12.  Abe Lincoln
Abraham Lincoln (1809-1865), 16th U. S. President [more].

13.  photographed
The section: 'photographed i. e. ... it will be', was omitted by Grasberger and has been transcribed from the typescript in PWC. The sole surviving enlarged cartoon by JW is Venus (M.357), which was dated '1869', was also photographed. This does not prove that Venus (M.357) was the cartoon under discussion in 1873. The actual cartoon has not survived nor have any larger scale paintings been identified. JW returned to the subject in the 1890s, when all hope of satisfying the Trustees of the Museum had ended, with several elaborate drawings, such as Design for a Mosaic (M.1226) and The Japanese Dress (M.1227). The gorgeous colour of these pastels may indicate what he had hoped to achieve for Cole.

14.  father
Sir Henry ('King') Cole (1808-1882), civil servant and museum director [more].

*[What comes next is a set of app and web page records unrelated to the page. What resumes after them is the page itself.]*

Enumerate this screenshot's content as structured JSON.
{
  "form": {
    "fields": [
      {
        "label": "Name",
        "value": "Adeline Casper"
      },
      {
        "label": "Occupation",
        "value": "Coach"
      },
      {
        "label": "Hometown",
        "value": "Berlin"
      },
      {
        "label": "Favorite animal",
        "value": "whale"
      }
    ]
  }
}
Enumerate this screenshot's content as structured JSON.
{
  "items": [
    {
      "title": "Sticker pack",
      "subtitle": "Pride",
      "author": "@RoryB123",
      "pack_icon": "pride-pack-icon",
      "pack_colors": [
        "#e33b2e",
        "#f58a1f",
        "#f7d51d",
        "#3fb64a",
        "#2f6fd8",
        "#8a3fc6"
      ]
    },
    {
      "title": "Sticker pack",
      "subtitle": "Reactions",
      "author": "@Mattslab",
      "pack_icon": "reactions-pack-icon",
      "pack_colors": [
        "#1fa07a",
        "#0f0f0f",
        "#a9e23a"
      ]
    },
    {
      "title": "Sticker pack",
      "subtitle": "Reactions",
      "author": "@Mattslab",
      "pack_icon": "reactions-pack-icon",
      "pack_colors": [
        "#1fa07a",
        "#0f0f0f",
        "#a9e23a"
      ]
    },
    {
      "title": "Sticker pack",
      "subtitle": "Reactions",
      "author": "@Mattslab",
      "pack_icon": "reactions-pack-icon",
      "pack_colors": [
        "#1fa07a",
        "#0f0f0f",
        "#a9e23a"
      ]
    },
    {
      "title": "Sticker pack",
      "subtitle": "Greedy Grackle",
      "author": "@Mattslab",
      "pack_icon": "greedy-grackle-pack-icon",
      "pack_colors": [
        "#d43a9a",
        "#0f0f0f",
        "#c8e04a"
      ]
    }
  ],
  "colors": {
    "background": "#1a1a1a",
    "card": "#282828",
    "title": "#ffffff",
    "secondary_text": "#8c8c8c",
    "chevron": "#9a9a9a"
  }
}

15.  three Girls
The White Symphony: Three Girls (YMSM 87) was first exhibited at Mr Whistler's Exhibition, Flemish Gallery, Pall Mall, London, 1874. It was a sketch for The Three Girls (YMSM 88), which was commissioned by F. R. Leyland, but never completed. The transcript of this letter in GUL reads: '"Symphony in White and Red - full palette"!'

16.  Mitford
Algernon Bertram Freeman-Mitford (1837-1916), Lord Redesdale (1886), diplomat, Secretary of the Office of Works, and collector [more].

17.  Redgrave
Richard Redgrave (1804-1888), genre painter, water-colourist and etcher [more]. He was, with Alan's father, Sir Henry Cole, one of the founders of the South Kensington Museums.